*Task requirements*. Every line of the entries below that includes "response" belongs in the answer, copied as written.

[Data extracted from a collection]
'''

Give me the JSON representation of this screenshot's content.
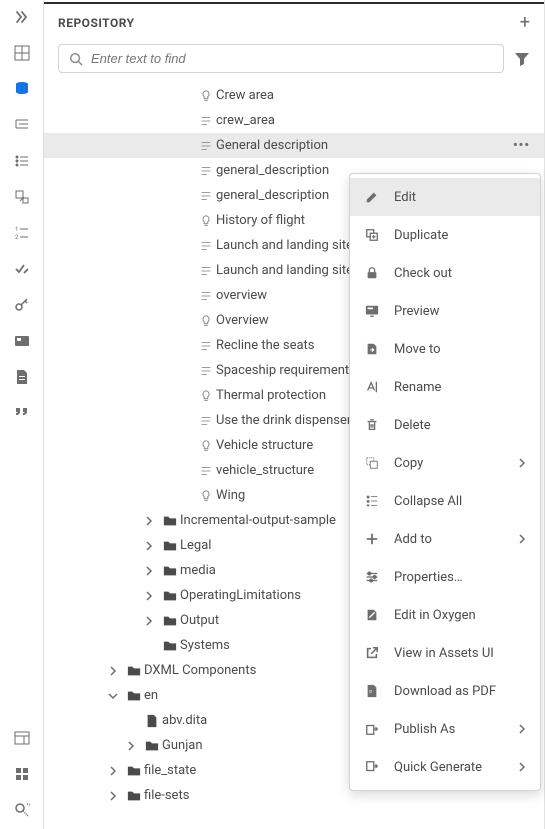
{
  "panel": {
    "title": "REPOSITORY"
  },
  "search": {
    "placeholder": "Enter text to find"
  },
  "tree": {
    "items": [
      {
        "depth": 4,
        "icon": "bulb",
        "label": "Crew area"
      },
      {
        "depth": 4,
        "icon": "topic",
        "label": "crew_area"
      },
      {
        "depth": 4,
        "icon": "topic",
        "label": "General description",
        "selected": true,
        "more": true
      },
      {
        "depth": 4,
        "icon": "topic",
        "label": "general_description"
      },
      {
        "depth": 4,
        "icon": "topic",
        "label": "general_description"
      },
      {
        "depth": 4,
        "icon": "bulb",
        "label": "History of flight"
      },
      {
        "depth": 4,
        "icon": "topic",
        "label": "Launch and landing site"
      },
      {
        "depth": 4,
        "icon": "topic",
        "label": "Launch and landing site"
      },
      {
        "depth": 4,
        "icon": "topic",
        "label": "overview"
      },
      {
        "depth": 4,
        "icon": "bulb",
        "label": "Overview"
      },
      {
        "depth": 4,
        "icon": "topic",
        "label": "Recline the seats"
      },
      {
        "depth": 4,
        "icon": "topic",
        "label": "Spaceship requirements"
      },
      {
        "depth": 4,
        "icon": "bulb",
        "label": "Thermal protection"
      },
      {
        "depth": 4,
        "icon": "topic",
        "label": "Use the drink dispenser"
      },
      {
        "depth": 4,
        "icon": "bulb",
        "label": "Vehicle structure"
      },
      {
        "depth": 4,
        "icon": "topic",
        "label": "vehicle_structure"
      },
      {
        "depth": 4,
        "icon": "bulb",
        "label": "Wing"
      },
      {
        "depth": 2,
        "icon": "folder",
        "label": "Incremental-output-sample",
        "chevron": "right"
      },
      {
        "depth": 2,
        "icon": "folder",
        "label": "Legal",
        "chevron": "right"
      },
      {
        "depth": 2,
        "icon": "folder",
        "label": "media",
        "chevron": "right"
      },
      {
        "depth": 2,
        "icon": "folder",
        "label": "OperatingLimitations",
        "chevron": "right"
      },
      {
        "depth": 2,
        "icon": "folder",
        "label": "Output",
        "chevron": "right"
      },
      {
        "depth": 2,
        "icon": "folder",
        "label": "Systems"
      },
      {
        "depth": 0,
        "icon": "folder",
        "label": "DXML Components",
        "chevron": "right"
      },
      {
        "depth": 0,
        "icon": "folder",
        "label": "en",
        "chevron": "down"
      },
      {
        "depth": 1,
        "icon": "file",
        "label": "abv.dita"
      },
      {
        "depth": 1,
        "icon": "folder",
        "label": "Gunjan",
        "chevron": "right"
      },
      {
        "depth": 0,
        "icon": "folder",
        "label": "file_state",
        "chevron": "right"
      },
      {
        "depth": 0,
        "icon": "folder",
        "label": "file-sets",
        "chevron": "right"
      }
    ]
  },
  "menu": {
    "items": [
      {
        "icon": "edit",
        "label": "Edit",
        "highlighted": true
      },
      {
        "icon": "duplicate",
        "label": "Duplicate"
      },
      {
        "icon": "lock",
        "label": "Check out"
      },
      {
        "icon": "preview",
        "label": "Preview"
      },
      {
        "icon": "moveto",
        "label": "Move to"
      },
      {
        "icon": "rename",
        "label": "Rename"
      },
      {
        "icon": "delete",
        "label": "Delete"
      },
      {
        "icon": "copy",
        "label": "Copy",
        "arrow": true
      },
      {
        "icon": "collapse",
        "label": "Collapse All"
      },
      {
        "icon": "add",
        "label": "Add to",
        "arrow": true
      },
      {
        "icon": "properties",
        "label": "Properties…"
      },
      {
        "icon": "oxygen",
        "label": "Edit in Oxygen"
      },
      {
        "icon": "external",
        "label": "View in Assets UI"
      },
      {
        "icon": "pdf",
        "label": "Download as PDF"
      },
      {
        "icon": "publish",
        "label": "Publish As",
        "arrow": true
      },
      {
        "icon": "generate",
        "label": "Quick Generate",
        "arrow": true
      }
    ]
  }
}
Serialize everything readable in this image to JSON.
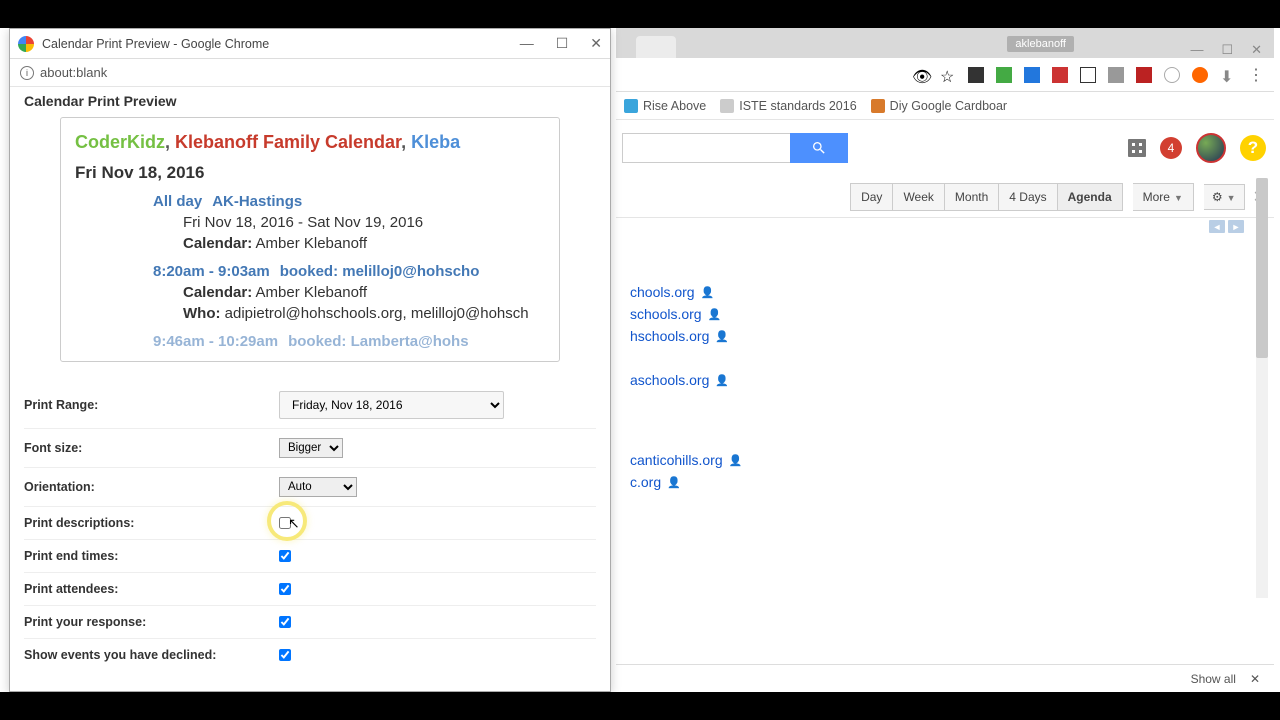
{
  "popup": {
    "window_title": "Calendar Print Preview - Google Chrome",
    "address": "about:blank",
    "heading": "Calendar Print Preview",
    "calendars": {
      "n1": "CoderKidz",
      "n2": "Klebanoff Family Calendar",
      "n3": "Kleba"
    },
    "sep": ", ",
    "date_header": "Fri Nov 18, 2016",
    "events": [
      {
        "time": "All day",
        "title": "AK-Hastings",
        "range": "Fri Nov 18, 2016 - Sat Nov 19, 2016",
        "cal_label": "Calendar:",
        "cal_value": "Amber Klebanoff"
      },
      {
        "time": "8:20am - 9:03am",
        "title": "booked:  melilloj0@hohscho",
        "cal_label": "Calendar:",
        "cal_value": "Amber Klebanoff",
        "who_label": "Who:",
        "who_value": "adipietrol@hohschools.org, melilloj0@hohsch"
      },
      {
        "time": "9:46am - 10:29am",
        "title": "booked:  Lamberta@hohs"
      }
    ],
    "options": {
      "print_range": {
        "label": "Print Range:",
        "value": "Friday, Nov 18, 2016"
      },
      "font_size": {
        "label": "Font size:",
        "value": "Bigger"
      },
      "orientation": {
        "label": "Orientation:",
        "value": "Auto"
      },
      "descriptions": {
        "label": "Print descriptions:",
        "checked": false
      },
      "end_times": {
        "label": "Print end times:",
        "checked": true
      },
      "attendees": {
        "label": "Print attendees:",
        "checked": true
      },
      "response": {
        "label": "Print your response:",
        "checked": true
      },
      "declined": {
        "label": "Show events you have declined:",
        "checked": true
      }
    }
  },
  "background": {
    "user_badge": "aklebanoff",
    "bookmarks": [
      {
        "label": "Rise Above"
      },
      {
        "label": "ISTE standards 2016"
      },
      {
        "label": "Diy Google Cardboar"
      }
    ],
    "views": {
      "day": "Day",
      "week": "Week",
      "month": "Month",
      "days4": "4 Days",
      "agenda": "Agenda",
      "more": "More"
    },
    "notif_count": "4",
    "agenda_visible": [
      "chools.org",
      "schools.org",
      "hschools.org",
      "aschools.org",
      "canticohills.org",
      "c.org"
    ],
    "footer": {
      "show_all": "Show all"
    }
  }
}
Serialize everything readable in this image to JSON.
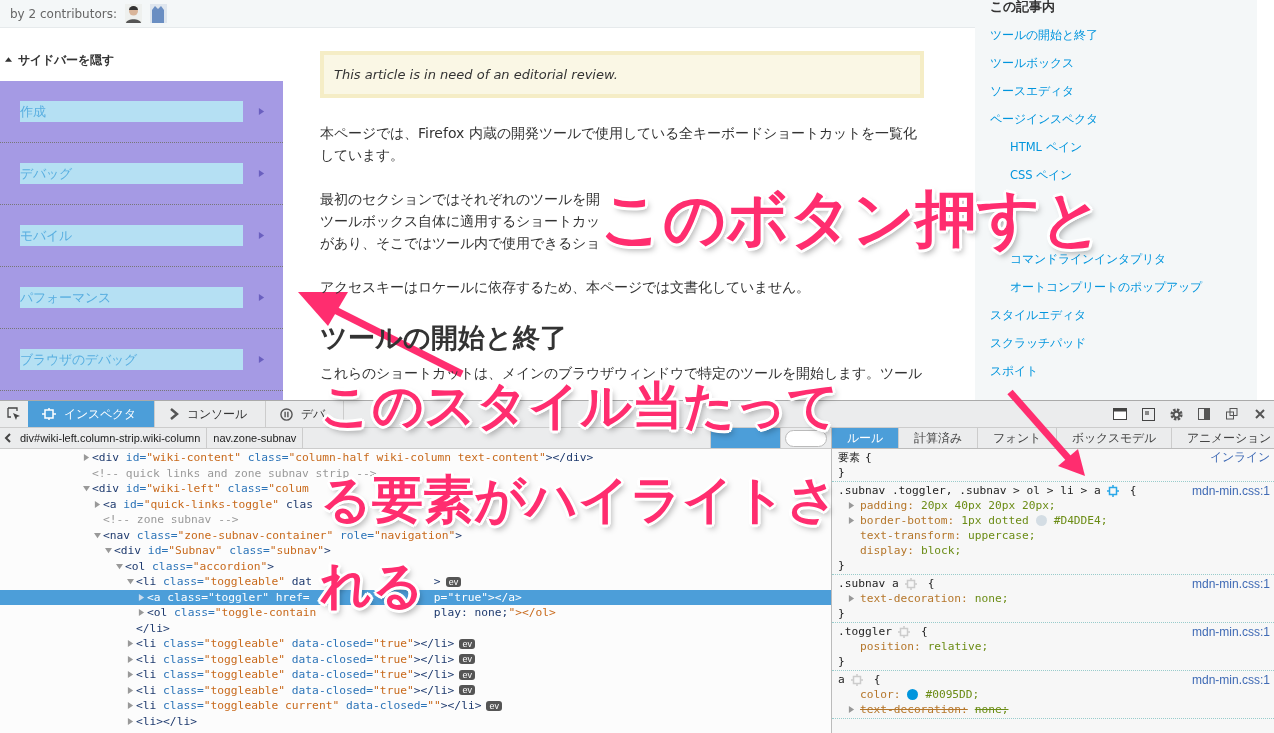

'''

*Exercise answer*.
      "response": {
        "label": "Print your response:",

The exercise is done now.